--- START ---

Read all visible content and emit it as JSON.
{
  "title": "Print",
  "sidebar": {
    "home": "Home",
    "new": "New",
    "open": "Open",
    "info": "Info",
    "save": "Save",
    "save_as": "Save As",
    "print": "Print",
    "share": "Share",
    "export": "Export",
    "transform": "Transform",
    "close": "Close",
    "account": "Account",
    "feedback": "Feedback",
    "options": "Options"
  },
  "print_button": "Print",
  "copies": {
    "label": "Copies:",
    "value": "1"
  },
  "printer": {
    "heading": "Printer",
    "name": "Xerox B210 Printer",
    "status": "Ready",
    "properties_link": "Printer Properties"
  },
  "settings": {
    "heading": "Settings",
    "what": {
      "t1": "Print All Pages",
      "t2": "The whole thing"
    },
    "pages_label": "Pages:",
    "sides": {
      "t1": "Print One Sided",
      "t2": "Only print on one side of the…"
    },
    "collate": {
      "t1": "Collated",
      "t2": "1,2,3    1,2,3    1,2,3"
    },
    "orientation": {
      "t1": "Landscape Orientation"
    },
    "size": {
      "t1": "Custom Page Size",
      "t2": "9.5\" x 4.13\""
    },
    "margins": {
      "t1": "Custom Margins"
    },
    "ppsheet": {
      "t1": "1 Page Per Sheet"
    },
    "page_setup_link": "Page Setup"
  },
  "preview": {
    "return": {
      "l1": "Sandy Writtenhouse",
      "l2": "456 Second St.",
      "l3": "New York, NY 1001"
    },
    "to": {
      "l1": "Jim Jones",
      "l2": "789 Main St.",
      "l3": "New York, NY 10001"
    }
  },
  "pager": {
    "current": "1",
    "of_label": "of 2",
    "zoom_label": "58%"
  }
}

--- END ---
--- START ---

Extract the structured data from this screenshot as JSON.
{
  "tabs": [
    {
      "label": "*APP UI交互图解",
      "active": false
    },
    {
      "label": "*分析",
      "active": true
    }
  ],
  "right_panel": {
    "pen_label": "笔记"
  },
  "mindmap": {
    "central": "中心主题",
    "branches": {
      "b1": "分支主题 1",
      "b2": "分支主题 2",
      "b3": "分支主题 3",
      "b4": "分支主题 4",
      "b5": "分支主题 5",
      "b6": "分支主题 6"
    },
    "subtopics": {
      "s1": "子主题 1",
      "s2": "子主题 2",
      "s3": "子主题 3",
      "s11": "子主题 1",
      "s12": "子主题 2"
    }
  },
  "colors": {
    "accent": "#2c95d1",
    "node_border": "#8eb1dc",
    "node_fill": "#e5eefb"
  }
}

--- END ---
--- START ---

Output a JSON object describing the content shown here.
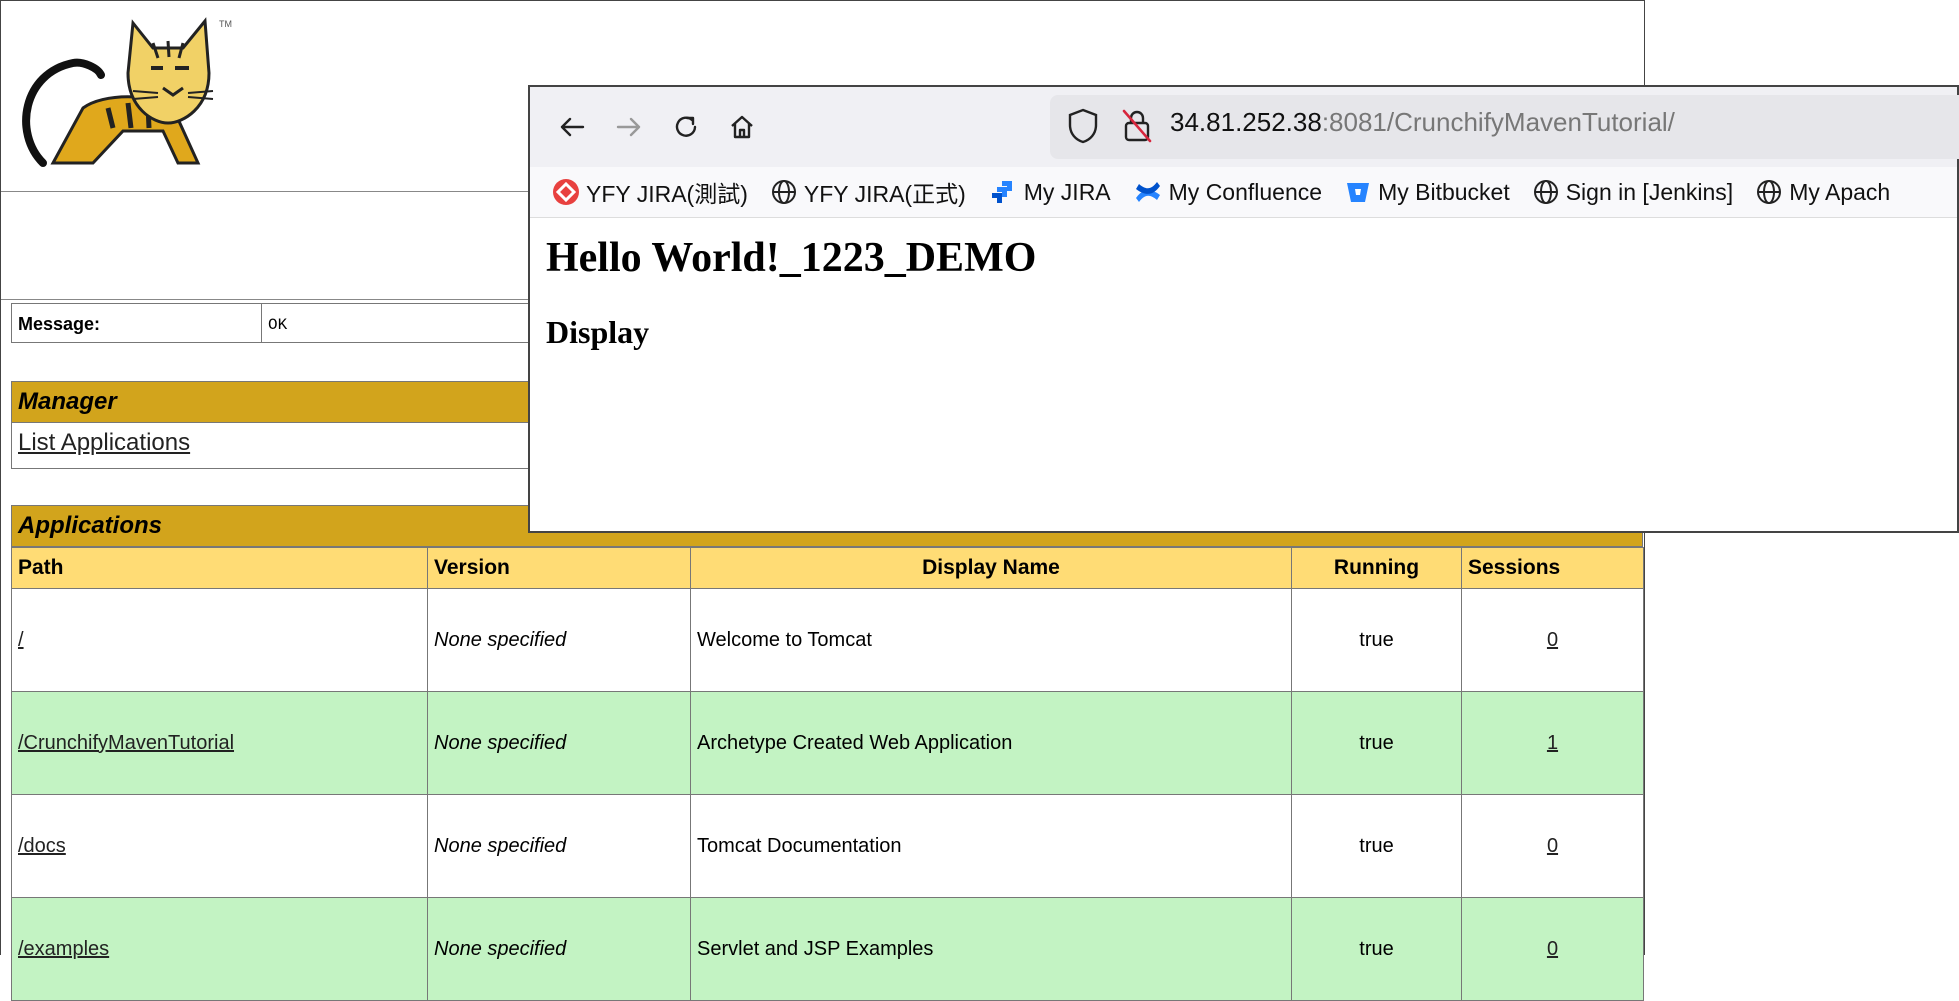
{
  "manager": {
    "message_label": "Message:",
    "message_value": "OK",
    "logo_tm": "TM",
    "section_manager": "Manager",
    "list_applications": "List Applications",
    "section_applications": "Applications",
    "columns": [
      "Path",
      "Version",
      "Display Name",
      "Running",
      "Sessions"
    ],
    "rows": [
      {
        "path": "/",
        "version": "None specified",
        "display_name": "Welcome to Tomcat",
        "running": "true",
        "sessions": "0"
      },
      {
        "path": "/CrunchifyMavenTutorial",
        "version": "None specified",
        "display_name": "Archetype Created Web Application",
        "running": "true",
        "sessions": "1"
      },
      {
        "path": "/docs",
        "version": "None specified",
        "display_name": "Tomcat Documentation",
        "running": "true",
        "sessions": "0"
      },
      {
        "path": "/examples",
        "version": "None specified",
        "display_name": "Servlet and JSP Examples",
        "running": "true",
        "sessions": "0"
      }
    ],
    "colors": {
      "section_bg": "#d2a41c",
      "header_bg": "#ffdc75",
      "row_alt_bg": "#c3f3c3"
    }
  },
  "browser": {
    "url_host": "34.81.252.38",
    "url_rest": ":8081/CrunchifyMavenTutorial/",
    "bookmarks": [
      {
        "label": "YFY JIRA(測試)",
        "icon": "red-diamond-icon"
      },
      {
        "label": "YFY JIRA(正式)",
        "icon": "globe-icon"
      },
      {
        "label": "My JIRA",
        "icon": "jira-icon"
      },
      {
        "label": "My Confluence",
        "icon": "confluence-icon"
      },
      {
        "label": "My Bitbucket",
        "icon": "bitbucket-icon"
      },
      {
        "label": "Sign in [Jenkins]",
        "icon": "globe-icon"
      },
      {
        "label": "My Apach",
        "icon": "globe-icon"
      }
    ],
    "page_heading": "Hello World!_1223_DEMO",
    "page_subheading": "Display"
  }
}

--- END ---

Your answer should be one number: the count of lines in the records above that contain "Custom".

2